- Visitors to websites with user-generated content (UGC) galleries spend 90% more time on the site
- Social campaigns that incorporate UGC see a 50% lift in engagement
- UGC drives a 73% increase in email click-through rates
- UGC increases conversions by 10% when included in the online purchase path
Not getting enough engagement or feedback? Leverage the firsthand, immediate discourse facilitated by social media platforms. Invite influencers and creators to participate with questions, live Q&A sessions, surveys and contests — and let them know the top answers and suggestions will be featured.
When it comes to crowdsourcing content, promotion isn’t just bound up with content creation — it’s a comprehensive feedback loop. Respond to your commenters regularly, reward loyalty and create a bond.
- 30 Social Media Prompts to Get the Conversation Started
- 10 Ways to Generate Topics and Write High-Ranking Blog Posts
- 5 Hacks to Start a Conversation with an Influencer
- Influencer Marketing for SEO: How to Build Links with Influencer Outreach
6) Don’t Forget to Scale Content Promotion
Increased content often means a shorter promotion lifespan, but this diminishes the returns of content production.
Your production-to-promotion is not 1:1. If you’re only publishing monthly, your marketing calendar would outline weekly outreach to extend its life cycle. Yet, when upscaling to publishing daily, some content creators make the mistake of promoting each piece daily. Then they’re swiftly onto the next piece.
According to CopyPress:
“The biggest pitfall we see when clients scale content isn’t quantity over quality production, but quantity over quality promotion.”
Instead, leverage the compound effect. Over its lifetime, a single compounding blog post creates as much traffic as six decaying posts:
Get the most ROI for each piece by increasing its lifespan with targeted, scaled promotion:
- Redefine your metrics and key performance indicators (KPIs) to serve as benchmarks in new production objectives. Leverage predictive analytics to help you define these. What are your quantifiable engagement goals for number of shares, links and comments? For clicks, organic traffic and other metrics of success?
- Revamp distribution strategy and experiment with new marketing methods. For instance, explore paid promotion by boosting targeted Facebook posts or create a drip-email campaign to cultivate content longevity. Conduct split-tests or A/B tests for different engagement styles.
- Track performance for weekly and monthly trends, quarterly progress and even daily anomalies. Measure your success with Google Analytics. Review at regular intervals to assess if you are maximizing your content investment.
- Continue to adjust and recalibrate based on your findings. Tweak the promotion lifecycle for each piece and distribution method until you meet your new KPIs and projections.
- Why Content Marketing Should Always Be 20% Creation and 80% Promotion
- 9 Mission-Critical Lead Generation Metrics You Need To Track
- How to Optimize Your Site for Search Ranking with Your Web Analytics Data
- Google Analytics for Content Marketing: How to Track and Improve Your ROI

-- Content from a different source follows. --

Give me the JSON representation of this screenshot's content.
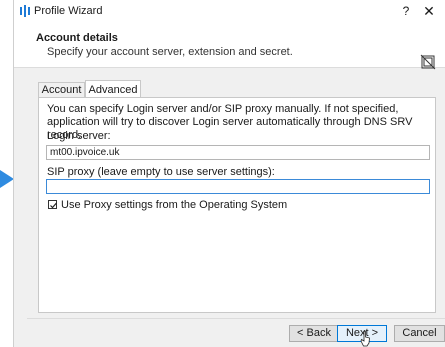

Managing one’s existing content production process, consistent ideation of new content and measuring success is difficult. Scaling it all, plus retaining high standards, is a challenge.
Leverage these six content marketing tips to prioritize high-quality writing when scaling up. An abundance of content is key in maximizing ROI — but high-caliber content is what drives readers.
These tips and strategies prove that it is more than possible to scale up by leveraging key efficiencies and optimizing the right methodology for your organization. After all, content is the soul of your business. By investing in quality brand building, readers understand that you are investing in your company and in them.
The post 6 Tips for Scaling Up Content Production without Sacrificing Quality appeared first on Single Grain.